ABOUT THIS TASK - All lines holding the string "JSON" should be copied from the data below.

GIVEN INFORMATION -
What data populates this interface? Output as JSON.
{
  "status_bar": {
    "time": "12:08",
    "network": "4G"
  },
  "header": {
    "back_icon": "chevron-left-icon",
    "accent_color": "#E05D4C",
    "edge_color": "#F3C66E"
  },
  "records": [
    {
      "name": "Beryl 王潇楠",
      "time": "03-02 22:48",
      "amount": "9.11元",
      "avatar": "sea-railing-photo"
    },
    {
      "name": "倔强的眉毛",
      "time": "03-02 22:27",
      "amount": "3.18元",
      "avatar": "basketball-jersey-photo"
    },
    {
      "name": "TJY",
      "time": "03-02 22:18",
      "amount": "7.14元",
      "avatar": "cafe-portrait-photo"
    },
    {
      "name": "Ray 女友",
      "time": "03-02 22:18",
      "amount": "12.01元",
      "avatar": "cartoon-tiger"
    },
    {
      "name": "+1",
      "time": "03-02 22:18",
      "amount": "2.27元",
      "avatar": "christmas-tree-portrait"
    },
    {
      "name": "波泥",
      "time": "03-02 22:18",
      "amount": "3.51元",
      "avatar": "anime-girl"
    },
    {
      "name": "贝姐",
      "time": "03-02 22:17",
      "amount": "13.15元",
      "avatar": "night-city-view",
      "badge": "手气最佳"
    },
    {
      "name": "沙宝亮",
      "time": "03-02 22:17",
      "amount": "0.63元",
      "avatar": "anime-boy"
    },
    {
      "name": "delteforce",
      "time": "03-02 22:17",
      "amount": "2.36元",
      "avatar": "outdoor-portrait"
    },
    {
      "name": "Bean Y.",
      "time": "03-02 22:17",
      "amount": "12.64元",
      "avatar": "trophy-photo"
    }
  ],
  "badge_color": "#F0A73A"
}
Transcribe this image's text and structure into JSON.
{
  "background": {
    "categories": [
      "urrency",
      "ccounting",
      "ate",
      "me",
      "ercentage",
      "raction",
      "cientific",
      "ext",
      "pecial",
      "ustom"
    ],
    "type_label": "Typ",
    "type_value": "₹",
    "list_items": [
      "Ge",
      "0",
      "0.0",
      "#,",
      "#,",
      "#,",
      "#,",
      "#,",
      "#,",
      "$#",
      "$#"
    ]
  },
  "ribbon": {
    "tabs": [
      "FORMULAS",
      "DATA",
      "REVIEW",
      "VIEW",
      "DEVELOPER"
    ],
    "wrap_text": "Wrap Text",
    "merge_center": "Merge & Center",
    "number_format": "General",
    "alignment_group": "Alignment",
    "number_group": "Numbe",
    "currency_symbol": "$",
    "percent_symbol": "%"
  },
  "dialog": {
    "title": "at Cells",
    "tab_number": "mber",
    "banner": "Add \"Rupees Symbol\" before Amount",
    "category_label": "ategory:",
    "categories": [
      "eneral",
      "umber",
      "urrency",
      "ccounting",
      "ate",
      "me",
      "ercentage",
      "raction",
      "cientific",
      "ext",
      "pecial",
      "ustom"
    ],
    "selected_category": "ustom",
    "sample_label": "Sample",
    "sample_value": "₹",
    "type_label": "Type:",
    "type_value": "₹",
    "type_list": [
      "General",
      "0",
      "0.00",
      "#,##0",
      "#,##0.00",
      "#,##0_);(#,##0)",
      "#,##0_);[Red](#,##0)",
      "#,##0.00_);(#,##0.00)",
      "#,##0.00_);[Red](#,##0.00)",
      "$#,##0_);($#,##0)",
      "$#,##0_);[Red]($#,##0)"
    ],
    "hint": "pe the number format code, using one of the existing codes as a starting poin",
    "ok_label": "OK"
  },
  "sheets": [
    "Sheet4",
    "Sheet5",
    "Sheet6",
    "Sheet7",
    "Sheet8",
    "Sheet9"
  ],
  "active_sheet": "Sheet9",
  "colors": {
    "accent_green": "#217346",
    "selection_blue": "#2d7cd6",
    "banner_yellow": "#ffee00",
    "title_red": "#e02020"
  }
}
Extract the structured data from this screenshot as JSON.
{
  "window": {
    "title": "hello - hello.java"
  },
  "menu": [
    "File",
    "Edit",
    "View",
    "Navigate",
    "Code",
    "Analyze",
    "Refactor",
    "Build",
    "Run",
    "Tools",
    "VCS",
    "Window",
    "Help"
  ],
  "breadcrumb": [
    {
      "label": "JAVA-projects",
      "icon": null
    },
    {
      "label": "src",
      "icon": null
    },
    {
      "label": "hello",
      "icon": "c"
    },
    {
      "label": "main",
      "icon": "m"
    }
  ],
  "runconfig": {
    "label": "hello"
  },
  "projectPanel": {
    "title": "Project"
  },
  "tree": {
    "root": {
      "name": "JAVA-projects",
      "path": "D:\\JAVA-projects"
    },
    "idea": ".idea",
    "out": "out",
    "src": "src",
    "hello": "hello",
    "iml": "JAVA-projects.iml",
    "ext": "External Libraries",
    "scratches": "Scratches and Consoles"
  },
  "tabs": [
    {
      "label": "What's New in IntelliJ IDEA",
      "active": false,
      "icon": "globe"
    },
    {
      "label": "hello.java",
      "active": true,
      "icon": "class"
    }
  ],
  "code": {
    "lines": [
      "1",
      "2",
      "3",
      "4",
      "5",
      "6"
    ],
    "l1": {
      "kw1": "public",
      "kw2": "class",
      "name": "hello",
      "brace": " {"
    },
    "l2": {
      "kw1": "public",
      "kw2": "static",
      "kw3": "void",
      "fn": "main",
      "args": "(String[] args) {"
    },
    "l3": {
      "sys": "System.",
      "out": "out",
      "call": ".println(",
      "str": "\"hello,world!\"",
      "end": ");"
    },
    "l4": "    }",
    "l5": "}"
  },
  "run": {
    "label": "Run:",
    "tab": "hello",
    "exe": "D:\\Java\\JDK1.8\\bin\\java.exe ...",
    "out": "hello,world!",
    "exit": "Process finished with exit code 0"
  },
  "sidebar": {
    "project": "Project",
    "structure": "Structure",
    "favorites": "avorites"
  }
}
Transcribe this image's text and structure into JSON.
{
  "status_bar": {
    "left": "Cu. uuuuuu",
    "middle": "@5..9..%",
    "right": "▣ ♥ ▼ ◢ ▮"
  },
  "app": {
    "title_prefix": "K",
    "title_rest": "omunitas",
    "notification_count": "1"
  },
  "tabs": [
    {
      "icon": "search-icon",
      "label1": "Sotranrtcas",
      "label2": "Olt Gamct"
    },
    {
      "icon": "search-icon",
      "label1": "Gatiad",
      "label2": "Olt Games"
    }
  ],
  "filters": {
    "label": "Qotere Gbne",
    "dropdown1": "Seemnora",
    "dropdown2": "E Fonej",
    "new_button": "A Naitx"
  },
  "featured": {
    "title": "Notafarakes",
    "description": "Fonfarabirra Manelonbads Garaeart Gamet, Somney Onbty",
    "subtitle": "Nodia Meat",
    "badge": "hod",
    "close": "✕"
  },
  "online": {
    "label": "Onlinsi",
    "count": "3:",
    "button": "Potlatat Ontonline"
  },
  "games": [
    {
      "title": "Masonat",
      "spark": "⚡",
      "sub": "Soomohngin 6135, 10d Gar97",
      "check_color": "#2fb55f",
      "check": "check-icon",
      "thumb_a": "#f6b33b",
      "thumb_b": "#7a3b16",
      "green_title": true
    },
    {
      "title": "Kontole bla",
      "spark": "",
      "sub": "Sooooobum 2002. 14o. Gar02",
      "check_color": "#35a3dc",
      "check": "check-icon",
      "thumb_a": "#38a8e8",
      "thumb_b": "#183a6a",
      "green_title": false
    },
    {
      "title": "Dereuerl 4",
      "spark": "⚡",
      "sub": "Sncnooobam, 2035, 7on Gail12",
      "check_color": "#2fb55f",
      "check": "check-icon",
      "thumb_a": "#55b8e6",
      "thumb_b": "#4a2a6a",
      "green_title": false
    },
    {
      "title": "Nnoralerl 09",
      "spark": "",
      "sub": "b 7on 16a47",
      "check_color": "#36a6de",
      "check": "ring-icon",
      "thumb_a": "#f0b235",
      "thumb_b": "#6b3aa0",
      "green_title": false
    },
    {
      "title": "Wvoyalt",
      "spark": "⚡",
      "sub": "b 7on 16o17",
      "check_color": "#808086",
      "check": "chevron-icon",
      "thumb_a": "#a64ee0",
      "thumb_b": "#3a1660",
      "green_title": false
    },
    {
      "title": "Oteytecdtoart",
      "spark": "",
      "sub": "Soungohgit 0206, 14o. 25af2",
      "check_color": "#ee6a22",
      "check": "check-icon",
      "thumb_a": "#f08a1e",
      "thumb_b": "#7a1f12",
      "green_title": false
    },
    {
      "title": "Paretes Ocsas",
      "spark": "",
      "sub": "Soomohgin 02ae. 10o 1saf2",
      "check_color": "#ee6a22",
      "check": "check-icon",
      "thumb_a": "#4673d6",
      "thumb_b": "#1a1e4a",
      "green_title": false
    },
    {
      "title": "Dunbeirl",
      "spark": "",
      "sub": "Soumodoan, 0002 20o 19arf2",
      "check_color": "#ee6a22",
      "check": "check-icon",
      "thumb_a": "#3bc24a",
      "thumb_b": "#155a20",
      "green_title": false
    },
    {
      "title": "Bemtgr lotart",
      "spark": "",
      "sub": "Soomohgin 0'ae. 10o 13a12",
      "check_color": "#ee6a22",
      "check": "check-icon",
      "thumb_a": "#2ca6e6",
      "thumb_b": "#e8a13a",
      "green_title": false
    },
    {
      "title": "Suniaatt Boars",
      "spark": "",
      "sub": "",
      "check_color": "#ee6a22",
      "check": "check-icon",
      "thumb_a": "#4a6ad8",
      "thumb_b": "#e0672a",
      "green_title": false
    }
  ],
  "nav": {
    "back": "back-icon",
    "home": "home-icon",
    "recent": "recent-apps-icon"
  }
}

PROBLEM SOLUTION -
What data populates this interface? Output as JSON.
Transcribe this image's text and structure into JSON.
Extract the structured data from this screenshot as JSON.
Transcribe this image's text and structure into JSON.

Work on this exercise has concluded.